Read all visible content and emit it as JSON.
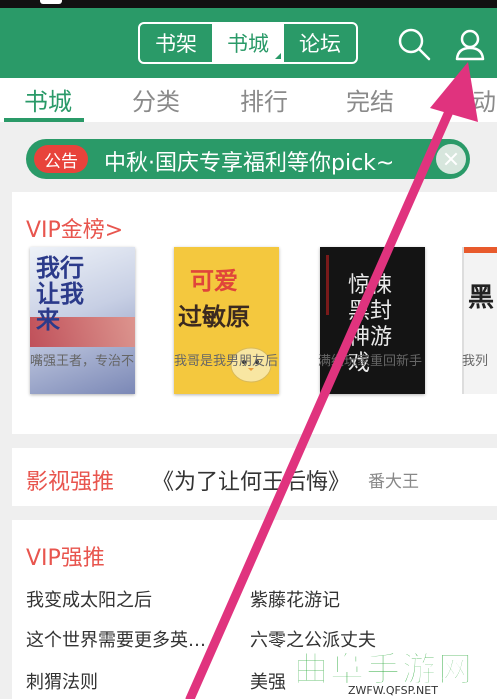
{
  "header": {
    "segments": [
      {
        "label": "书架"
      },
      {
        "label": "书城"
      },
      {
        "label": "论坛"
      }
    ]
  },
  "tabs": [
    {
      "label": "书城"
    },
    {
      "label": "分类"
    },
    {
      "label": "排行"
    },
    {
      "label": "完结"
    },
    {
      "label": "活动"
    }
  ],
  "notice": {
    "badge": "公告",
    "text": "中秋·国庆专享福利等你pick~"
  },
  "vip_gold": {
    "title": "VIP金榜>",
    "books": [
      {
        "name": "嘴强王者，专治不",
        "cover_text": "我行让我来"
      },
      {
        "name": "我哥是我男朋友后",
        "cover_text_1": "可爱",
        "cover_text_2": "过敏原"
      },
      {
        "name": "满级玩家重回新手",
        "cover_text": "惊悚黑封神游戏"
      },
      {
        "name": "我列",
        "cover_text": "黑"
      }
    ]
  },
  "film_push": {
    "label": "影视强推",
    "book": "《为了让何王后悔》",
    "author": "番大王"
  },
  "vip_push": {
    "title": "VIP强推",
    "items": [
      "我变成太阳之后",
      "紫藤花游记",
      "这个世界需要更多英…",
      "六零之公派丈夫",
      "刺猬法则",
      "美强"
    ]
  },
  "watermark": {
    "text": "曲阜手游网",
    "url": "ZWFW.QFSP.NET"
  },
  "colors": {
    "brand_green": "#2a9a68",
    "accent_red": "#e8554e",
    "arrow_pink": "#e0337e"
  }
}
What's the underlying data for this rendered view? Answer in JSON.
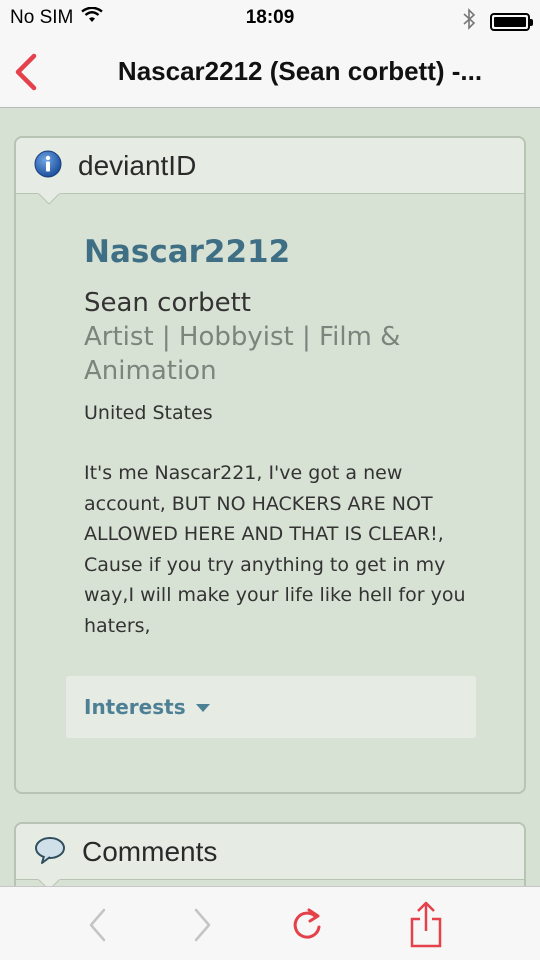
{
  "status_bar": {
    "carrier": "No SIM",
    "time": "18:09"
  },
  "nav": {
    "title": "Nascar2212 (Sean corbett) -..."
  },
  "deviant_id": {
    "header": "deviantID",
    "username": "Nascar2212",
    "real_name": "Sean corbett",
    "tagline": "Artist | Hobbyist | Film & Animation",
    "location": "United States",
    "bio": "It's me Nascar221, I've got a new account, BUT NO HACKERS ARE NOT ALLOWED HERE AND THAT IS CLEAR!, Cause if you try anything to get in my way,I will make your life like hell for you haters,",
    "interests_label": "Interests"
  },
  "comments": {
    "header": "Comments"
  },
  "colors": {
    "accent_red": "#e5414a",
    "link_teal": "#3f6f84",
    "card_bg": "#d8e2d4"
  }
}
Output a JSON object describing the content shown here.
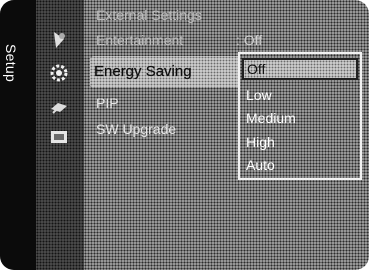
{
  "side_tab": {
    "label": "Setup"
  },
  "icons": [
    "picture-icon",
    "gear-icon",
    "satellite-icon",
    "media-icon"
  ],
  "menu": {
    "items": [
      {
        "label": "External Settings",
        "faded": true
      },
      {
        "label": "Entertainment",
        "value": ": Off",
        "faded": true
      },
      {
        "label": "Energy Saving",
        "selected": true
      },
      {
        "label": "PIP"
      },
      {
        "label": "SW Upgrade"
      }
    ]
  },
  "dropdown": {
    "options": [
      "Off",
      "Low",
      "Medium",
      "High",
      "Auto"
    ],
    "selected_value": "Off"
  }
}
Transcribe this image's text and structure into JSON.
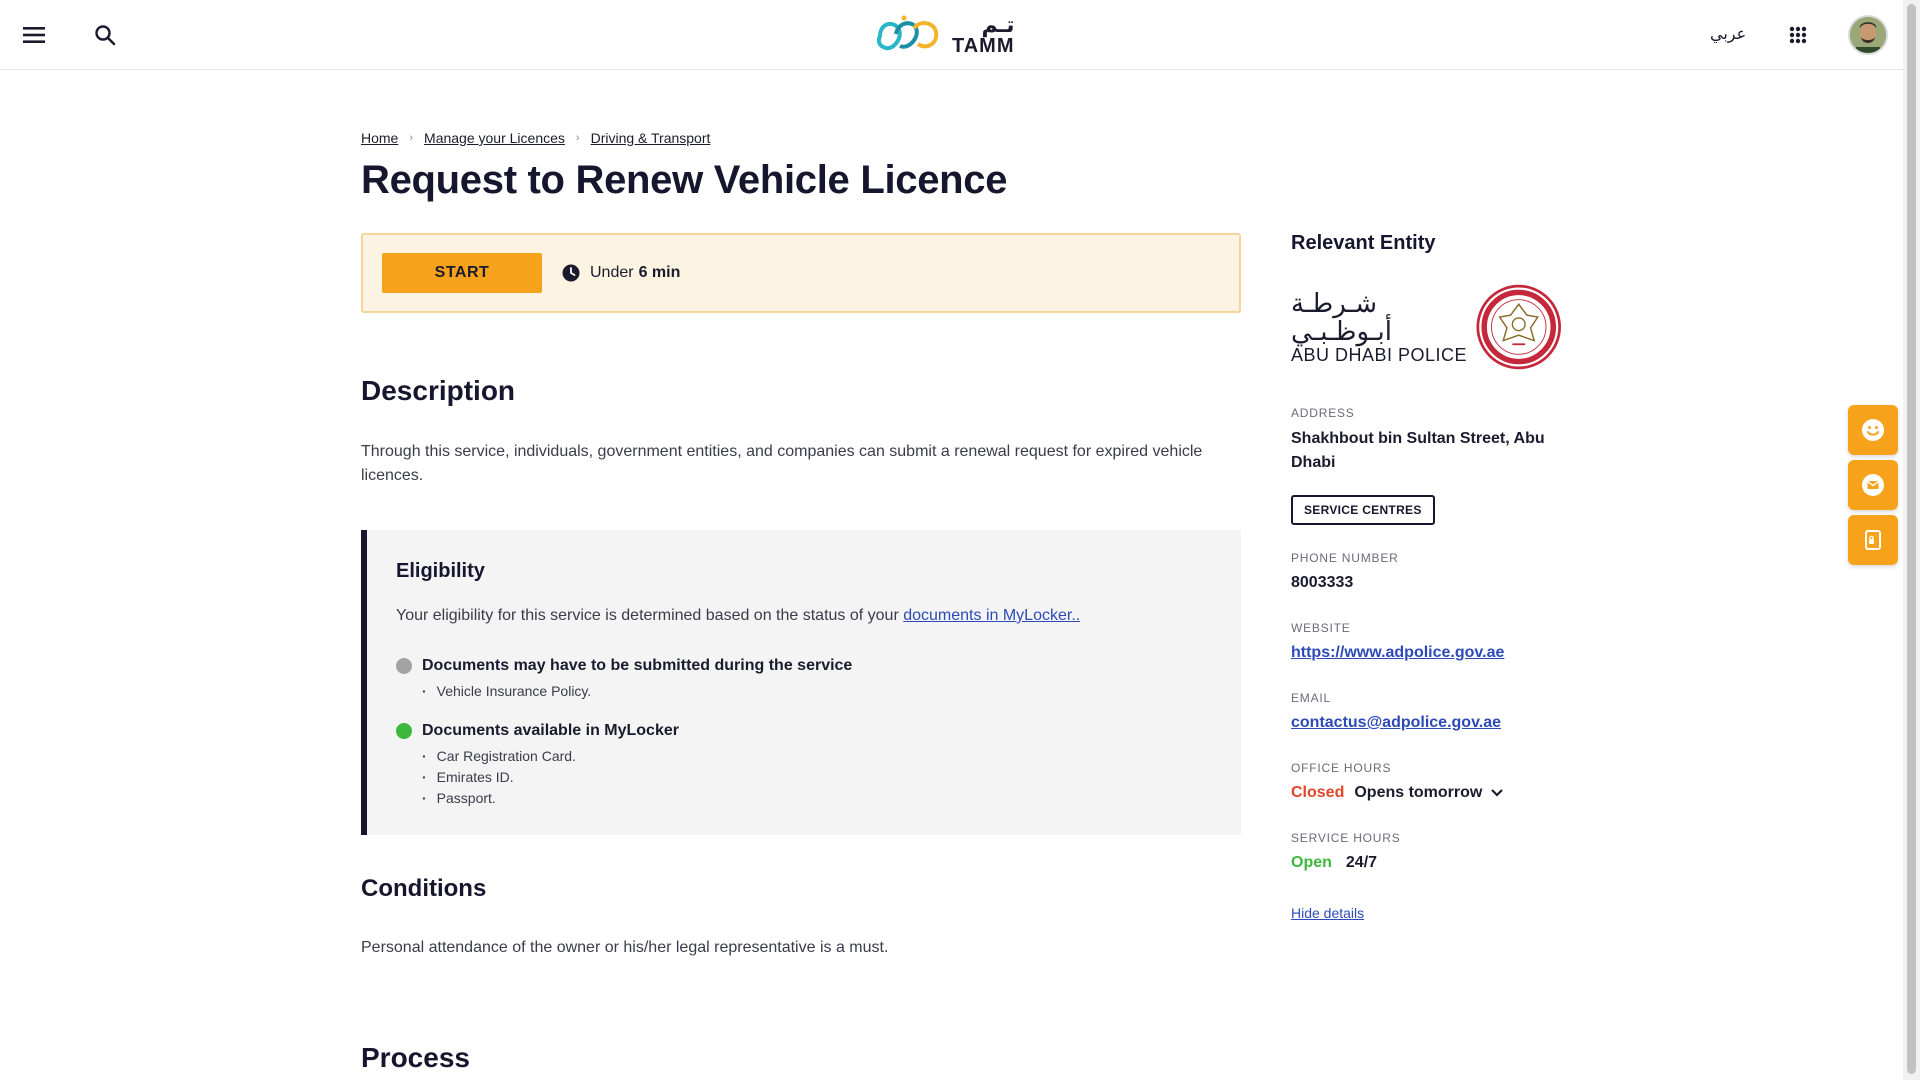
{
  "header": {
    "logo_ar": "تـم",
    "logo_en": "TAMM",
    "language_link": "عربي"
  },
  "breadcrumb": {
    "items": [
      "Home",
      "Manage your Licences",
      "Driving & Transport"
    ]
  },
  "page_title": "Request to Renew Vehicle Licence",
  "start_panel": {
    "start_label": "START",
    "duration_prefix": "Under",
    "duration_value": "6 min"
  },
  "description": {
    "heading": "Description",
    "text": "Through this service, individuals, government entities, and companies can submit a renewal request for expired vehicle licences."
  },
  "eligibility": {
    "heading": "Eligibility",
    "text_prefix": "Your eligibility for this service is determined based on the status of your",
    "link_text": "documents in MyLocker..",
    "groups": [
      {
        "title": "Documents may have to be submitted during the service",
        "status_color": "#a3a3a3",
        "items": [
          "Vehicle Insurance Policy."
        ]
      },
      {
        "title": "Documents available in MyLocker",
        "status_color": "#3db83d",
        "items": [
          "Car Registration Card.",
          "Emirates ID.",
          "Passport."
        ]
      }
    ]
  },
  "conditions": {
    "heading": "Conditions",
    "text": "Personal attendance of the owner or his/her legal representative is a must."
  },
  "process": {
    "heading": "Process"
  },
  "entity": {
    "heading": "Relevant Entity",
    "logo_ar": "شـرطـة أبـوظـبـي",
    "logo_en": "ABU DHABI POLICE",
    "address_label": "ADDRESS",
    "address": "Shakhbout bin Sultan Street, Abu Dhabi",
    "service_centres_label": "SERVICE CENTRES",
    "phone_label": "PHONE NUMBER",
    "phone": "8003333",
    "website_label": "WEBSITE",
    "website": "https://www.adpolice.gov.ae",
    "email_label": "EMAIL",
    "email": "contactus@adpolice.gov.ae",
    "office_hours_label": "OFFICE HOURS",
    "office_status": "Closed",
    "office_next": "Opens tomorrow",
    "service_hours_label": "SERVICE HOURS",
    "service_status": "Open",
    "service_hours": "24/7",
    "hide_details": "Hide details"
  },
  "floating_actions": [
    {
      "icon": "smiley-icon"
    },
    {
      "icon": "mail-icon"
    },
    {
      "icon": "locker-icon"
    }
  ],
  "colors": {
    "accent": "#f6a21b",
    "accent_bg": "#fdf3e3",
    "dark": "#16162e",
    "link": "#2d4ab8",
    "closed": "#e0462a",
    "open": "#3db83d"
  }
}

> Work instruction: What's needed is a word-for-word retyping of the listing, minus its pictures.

> Finished exercise:
Read all visible content and emit it as JSON.
{
  "header": {
    "segments": [
      {
        "label": "书架"
      },
      {
        "label": "书城"
      },
      {
        "label": "论坛"
      }
    ]
  },
  "tabs": [
    {
      "label": "书城"
    },
    {
      "label": "分类"
    },
    {
      "label": "排行"
    },
    {
      "label": "完结"
    },
    {
      "label": "活动"
    }
  ],
  "notice": {
    "badge": "公告",
    "text": "中秋·国庆专享福利等你pick~"
  },
  "vip_gold": {
    "title": "VIP金榜>",
    "books": [
      {
        "name": "嘴强王者，专治不",
        "cover_text": "我行让我来"
      },
      {
        "name": "我哥是我男朋友后",
        "cover_text_1": "可爱",
        "cover_text_2": "过敏原"
      },
      {
        "name": "满级玩家重回新手",
        "cover_text": "惊悚黑封神游戏"
      },
      {
        "name": "我列",
        "cover_text": "黑"
      }
    ]
  },
  "film_push": {
    "label": "影视强推",
    "book": "《为了让何王后悔》",
    "author": "番大王"
  },
  "vip_push": {
    "title": "VIP强推",
    "items": [
      "我变成太阳之后",
      "紫藤花游记",
      "这个世界需要更多英…",
      "六零之公派丈夫",
      "刺猬法则",
      "美强"
    ]
  },
  "watermark": {
    "text": "曲阜手游网",
    "url": "ZWFW.QFSP.NET"
  },
  "colors": {
    "brand_green": "#2a9a68",
    "accent_red": "#e8554e",
    "arrow_pink": "#e0337e"
  }
}
What's the underlying data for this rendered view? Answer in JSON.
{
  "status_bar": {
    "carrier": "No SIM",
    "time": "18:09"
  },
  "nav": {
    "title": "Nascar2212 (Sean corbett) -..."
  },
  "deviant_id": {
    "header": "deviantID",
    "username": "Nascar2212",
    "real_name": "Sean corbett",
    "tagline": "Artist | Hobbyist | Film & Animation",
    "location": "United States",
    "bio": "It's me Nascar221, I've got a new account, BUT NO HACKERS ARE NOT ALLOWED HERE AND THAT IS CLEAR!, Cause if you try anything to get in my way,I will make your life like hell for you haters,",
    "interests_label": "Interests"
  },
  "comments": {
    "header": "Comments"
  },
  "colors": {
    "accent_red": "#e5414a",
    "link_teal": "#3f6f84",
    "card_bg": "#d8e2d4"
  }
}
Output a JSON object describing the content shown here.
{
  "side_tab": {
    "label": "Setup"
  },
  "icons": [
    "picture-icon",
    "gear-icon",
    "satellite-icon",
    "media-icon"
  ],
  "menu": {
    "items": [
      {
        "label": "External Settings",
        "faded": true
      },
      {
        "label": "Entertainment",
        "value": ": Off",
        "faded": true
      },
      {
        "label": "Energy Saving",
        "selected": true
      },
      {
        "label": "PIP"
      },
      {
        "label": "SW Upgrade"
      }
    ]
  },
  "dropdown": {
    "options": [
      "Off",
      "Low",
      "Medium",
      "High",
      "Auto"
    ],
    "selected_value": "Off"
  }
}
Transcribe this image's text and structure into JSON.
{
  "header": {
    "logo_ar": "تـم",
    "logo_en": "TAMM",
    "language_link": "عربي"
  },
  "breadcrumb": {
    "items": [
      "Home",
      "Manage your Licences",
      "Driving & Transport"
    ]
  },
  "page_title": "Request to Renew Vehicle Licence",
  "start_panel": {
    "start_label": "START",
    "duration_prefix": "Under",
    "duration_value": "6 min"
  },
  "description": {
    "heading": "Description",
    "text": "Through this service, individuals, government entities, and companies can submit a renewal request for expired vehicle licences."
  },
  "eligibility": {
    "heading": "Eligibility",
    "text_prefix": "Your eligibility for this service is determined based on the status of your",
    "link_text": "documents in MyLocker..",
    "groups": [
      {
        "title": "Documents may have to be submitted during the service",
        "status_color": "#a3a3a3",
        "items": [
          "Vehicle Insurance Policy."
        ]
      },
      {
        "title": "Documents available in MyLocker",
        "status_color": "#3db83d",
        "items": [
          "Car Registration Card.",
          "Emirates ID.",
          "Passport."
        ]
      }
    ]
  },
  "conditions": {
    "heading": "Conditions",
    "text": "Personal attendance of the owner or his/her legal representative is a must."
  },
  "process": {
    "heading": "Process"
  },
  "entity": {
    "heading": "Relevant Entity",
    "logo_ar": "شـرطـة أبـوظـبـي",
    "logo_en": "ABU DHABI POLICE",
    "address_label": "ADDRESS",
    "address": "Shakhbout bin Sultan Street, Abu Dhabi",
    "service_centres_label": "SERVICE CENTRES",
    "phone_label": "PHONE NUMBER",
    "phone": "8003333",
    "website_label": "WEBSITE",
    "website": "https://www.adpolice.gov.ae",
    "email_label": "EMAIL",
    "email": "contactus@adpolice.gov.ae",
    "office_hours_label": "OFFICE HOURS",
    "office_status": "Closed",
    "office_next": "Opens tomorrow",
    "service_hours_label": "SERVICE HOURS",
    "service_status": "Open",
    "service_hours": "24/7",
    "hide_details": "Hide details"
  },
  "floating_actions": [
    {
      "icon": "smiley-icon"
    },
    {
      "icon": "mail-icon"
    },
    {
      "icon": "locker-icon"
    }
  ],
  "colors": {
    "accent": "#f6a21b",
    "accent_bg": "#fdf3e3",
    "dark": "#16162e",
    "link": "#2d4ab8",
    "closed": "#e0462a",
    "open": "#3db83d"
  }
}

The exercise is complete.